Thirty five percent of the population aged 65+ will eventually enter a nursing home. This is fact. There is a very real chance that you or a family member will someday require Pennsylvania medical assistance.
Given the likelihood that someone you know will need a skilled nursing facility, how can you prepare? Of course you can stay as healthy as possible for as long as possible. But even if you remain diligent about your health, long term care is still a possibility.
Because you can live a perfectly healthy life and still require skilled nursing care, we recommend preparing financially.
The average cost of a nursing home in Pennsylvania is now over $9000.00 per month. Even if you save and remain frugal, the cost of care is overwhelming. Various strategies exist to defray the cost of care and make eligibility for Pennsylvania medical assistance less expensive.
Today, we will discuss one potential strategy: the testamentary trust.
What is a Testamentary Trust?
A testamentary trust is a trust created under a last will and testament. This means the instructions for the trust are written into the will.
A testamentary trust does not take effect until after the testator dies. This is unlike a revocable living trust, which has force during the creator’s lifetime.
A testamentary trust must also pass through probate. This occurs because the assets going into the trust are titled only in the decedent’s name. In other words, the assets are not jointly owned and do not include life insurance policies or IRA’s.
For a testamentary trust to be effective, assets must be re-titled into separate names (i.e. a husband and a wife). Some people may consider this a negative aspect of the testamentary trust, but the probate process in Pennsylvania is relatively inexpensive and simple.
How Might A Testamentary Trust Help With Pennsylvania Medical Assistance?
Multiple potential planning scenarios exist.
If one spouse is already in a nursing home, the community spouse should consider creating a will that includes a testamentary trust. If the community spouse dies first, and they have a standard will, the estate will pass to the spouse living in the nursing home. This outcome is potentially disastrous.

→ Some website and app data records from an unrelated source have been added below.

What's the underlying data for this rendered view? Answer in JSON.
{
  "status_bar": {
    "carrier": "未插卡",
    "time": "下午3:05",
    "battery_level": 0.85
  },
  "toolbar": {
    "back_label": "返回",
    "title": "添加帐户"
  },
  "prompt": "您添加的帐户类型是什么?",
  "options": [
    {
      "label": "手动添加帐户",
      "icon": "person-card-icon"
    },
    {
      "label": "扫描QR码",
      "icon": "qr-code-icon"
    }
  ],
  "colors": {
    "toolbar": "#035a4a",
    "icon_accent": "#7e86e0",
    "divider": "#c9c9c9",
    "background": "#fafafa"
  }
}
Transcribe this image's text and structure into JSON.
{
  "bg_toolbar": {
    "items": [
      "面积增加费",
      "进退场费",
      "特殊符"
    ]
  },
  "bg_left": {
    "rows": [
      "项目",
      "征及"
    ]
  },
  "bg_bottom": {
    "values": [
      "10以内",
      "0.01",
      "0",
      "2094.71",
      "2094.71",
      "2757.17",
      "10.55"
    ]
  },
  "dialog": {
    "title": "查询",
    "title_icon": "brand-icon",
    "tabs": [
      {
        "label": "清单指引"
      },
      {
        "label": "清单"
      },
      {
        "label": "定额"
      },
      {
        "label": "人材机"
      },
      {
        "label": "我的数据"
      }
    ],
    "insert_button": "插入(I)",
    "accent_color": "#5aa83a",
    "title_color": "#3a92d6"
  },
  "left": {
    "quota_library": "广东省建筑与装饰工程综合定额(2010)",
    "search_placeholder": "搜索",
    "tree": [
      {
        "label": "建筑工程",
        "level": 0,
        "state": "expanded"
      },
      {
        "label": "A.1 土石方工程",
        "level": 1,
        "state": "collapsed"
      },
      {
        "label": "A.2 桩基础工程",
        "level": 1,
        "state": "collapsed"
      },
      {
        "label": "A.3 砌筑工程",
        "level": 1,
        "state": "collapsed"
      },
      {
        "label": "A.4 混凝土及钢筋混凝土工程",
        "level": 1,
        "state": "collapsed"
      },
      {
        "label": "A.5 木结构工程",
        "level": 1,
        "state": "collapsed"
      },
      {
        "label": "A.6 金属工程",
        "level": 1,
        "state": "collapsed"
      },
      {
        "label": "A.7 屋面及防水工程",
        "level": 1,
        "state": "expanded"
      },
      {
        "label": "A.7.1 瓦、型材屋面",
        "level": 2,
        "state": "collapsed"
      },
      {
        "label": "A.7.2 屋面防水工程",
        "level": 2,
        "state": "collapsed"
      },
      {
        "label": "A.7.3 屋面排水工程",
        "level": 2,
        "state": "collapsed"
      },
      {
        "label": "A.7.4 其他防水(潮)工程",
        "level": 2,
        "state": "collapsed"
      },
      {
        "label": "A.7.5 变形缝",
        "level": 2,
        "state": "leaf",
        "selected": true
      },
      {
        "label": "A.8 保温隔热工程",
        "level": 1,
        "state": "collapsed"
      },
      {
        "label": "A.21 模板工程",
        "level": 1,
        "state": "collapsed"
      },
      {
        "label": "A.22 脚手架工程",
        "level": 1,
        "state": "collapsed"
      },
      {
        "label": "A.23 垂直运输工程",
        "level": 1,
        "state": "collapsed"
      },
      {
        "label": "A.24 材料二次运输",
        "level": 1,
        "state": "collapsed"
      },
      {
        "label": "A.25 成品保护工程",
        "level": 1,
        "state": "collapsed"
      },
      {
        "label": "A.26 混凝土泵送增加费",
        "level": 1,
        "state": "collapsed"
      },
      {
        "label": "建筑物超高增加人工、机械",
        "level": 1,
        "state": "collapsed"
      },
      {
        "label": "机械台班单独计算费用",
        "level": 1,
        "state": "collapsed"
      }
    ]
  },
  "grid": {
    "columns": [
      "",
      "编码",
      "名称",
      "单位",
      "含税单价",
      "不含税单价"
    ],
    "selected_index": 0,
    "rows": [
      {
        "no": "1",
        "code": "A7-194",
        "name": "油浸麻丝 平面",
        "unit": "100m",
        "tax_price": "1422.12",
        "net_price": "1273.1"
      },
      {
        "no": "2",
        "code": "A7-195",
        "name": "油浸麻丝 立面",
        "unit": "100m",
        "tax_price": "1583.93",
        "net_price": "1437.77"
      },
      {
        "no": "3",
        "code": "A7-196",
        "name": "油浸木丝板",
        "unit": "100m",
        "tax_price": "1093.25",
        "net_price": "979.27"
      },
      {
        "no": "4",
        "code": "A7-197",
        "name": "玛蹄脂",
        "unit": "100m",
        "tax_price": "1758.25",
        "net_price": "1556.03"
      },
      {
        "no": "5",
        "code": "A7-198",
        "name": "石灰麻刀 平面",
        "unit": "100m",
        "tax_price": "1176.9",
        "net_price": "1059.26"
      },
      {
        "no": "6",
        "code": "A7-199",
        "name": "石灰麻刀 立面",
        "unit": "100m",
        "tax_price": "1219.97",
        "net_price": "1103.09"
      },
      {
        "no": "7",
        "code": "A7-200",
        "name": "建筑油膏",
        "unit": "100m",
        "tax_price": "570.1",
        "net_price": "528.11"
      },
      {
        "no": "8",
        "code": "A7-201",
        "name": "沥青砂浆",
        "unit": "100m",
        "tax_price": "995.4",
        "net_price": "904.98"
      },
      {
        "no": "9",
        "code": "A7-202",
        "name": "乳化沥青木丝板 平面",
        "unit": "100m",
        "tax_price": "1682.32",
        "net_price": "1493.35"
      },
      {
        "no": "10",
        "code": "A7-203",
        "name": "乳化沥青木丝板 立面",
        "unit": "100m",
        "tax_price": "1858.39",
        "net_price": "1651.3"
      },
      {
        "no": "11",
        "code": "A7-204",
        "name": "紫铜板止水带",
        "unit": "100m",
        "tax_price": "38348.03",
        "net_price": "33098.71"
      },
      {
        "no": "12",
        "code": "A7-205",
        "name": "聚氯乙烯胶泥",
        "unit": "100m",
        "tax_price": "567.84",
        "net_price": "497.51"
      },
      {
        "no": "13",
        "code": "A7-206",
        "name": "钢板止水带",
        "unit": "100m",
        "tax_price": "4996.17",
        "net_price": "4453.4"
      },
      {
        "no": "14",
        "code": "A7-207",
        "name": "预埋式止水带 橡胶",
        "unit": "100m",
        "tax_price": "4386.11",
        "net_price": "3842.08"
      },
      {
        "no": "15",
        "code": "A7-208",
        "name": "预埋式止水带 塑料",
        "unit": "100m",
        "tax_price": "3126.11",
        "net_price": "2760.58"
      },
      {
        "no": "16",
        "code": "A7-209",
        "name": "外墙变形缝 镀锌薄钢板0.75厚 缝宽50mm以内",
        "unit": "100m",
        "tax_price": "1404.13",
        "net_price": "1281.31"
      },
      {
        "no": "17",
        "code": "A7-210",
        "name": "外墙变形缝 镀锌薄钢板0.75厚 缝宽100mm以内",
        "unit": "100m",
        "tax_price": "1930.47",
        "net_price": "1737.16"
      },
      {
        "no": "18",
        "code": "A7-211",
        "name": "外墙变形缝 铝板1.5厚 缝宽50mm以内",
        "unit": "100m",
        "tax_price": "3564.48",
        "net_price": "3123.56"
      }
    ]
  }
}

The institutionalized spouse may now have excessive net worth and lose Medicaid eligibility. Even of the only asset is the primary residence, and the institutionalized spouse maintains Pennsylvania Medicaid eligibility, once they pass away the house will likely be subject to estate recovery. Given that most people hope to pass along the family home, opening up the possibility of estate recovery is a bad option.
However, with a testamentary trust, the idea is that the institutionalized spouse doesn’t have access to the assets. Therefore he or she does not lose Pennsylvania medical assistance eligibility.
How Else Might A Testamentary Trust Help With Medicaid?
A testamentary trust for Pennsylvania residents may be a viable planning option even if one spouse is not in a nursing home. If both spouses are healthy and skilled nursing care is not imminent, a testamentary trust could still be beneficial.
Under this planning solution, each spouse separately owns fifty percent of all assets. This means that each spouse independently owns their own banking accounts and other investments. It also means that the primary residence should be re-titled to tenants in common. Assets must be re-titled because, if they are not, nothing will fund the testamentary trust.
How is this helpful? After the first spouse dies, their share of the assets will then be probated and pass into the testamentary trust. If the surviving spouse then requires nursing home care, the assets that have passed into the testamentary trust should be protected against a Medicaid spend-down.
If it is clear that one spouse is going to pass away first, the healthy spouse can transfer their half of the assets to the sick spouse. When the sick spouse dies, all assets will go into the testamentary trust.
Is The Testamentary Trust Really A Viable Solution?
Let’s first examine the key federal law provision.
Federal regulation 42 U.S.C. §1396p(d)(2)(A) places certain restrictions on trusts established “other than by will.” This is considered by some to treat the testamentary trust as a “safe harbor” for Pennsylvania medical assistance planning. The logic behind the “safe harbor” provision is this: if Congress wanted to eliminate all trust planning to help people qualify for Medicaid, then they wouldn’t have left the “other than by will” exception in the statute.
Pennsylvania Code and court decisions are more complicated, however.
Judicial decisions indicate that testamentary trusts created by the spouse may not be countable by Medicaid. Interestingly, these decisions do not discuss the above federal code. They do, however, discuss the Pennsylvania Code, specifically §178.7(a) and §178.4(c).
Additionally, the Pennsylvania Courts examined the number of lifetime beneficiaries, whether or not the lifetime beneficiary was already a Medicaid beneficiary, and the intent of the spouse that created the testamentary trust.
In summary, we believe that the testamentary trust could be a viable Pennsylvania medical assistance planning technique. However, this article is of a generalized nature and not intended to serve as legal advice. We recommend contacting VA Legal Team to discuss your specific situation.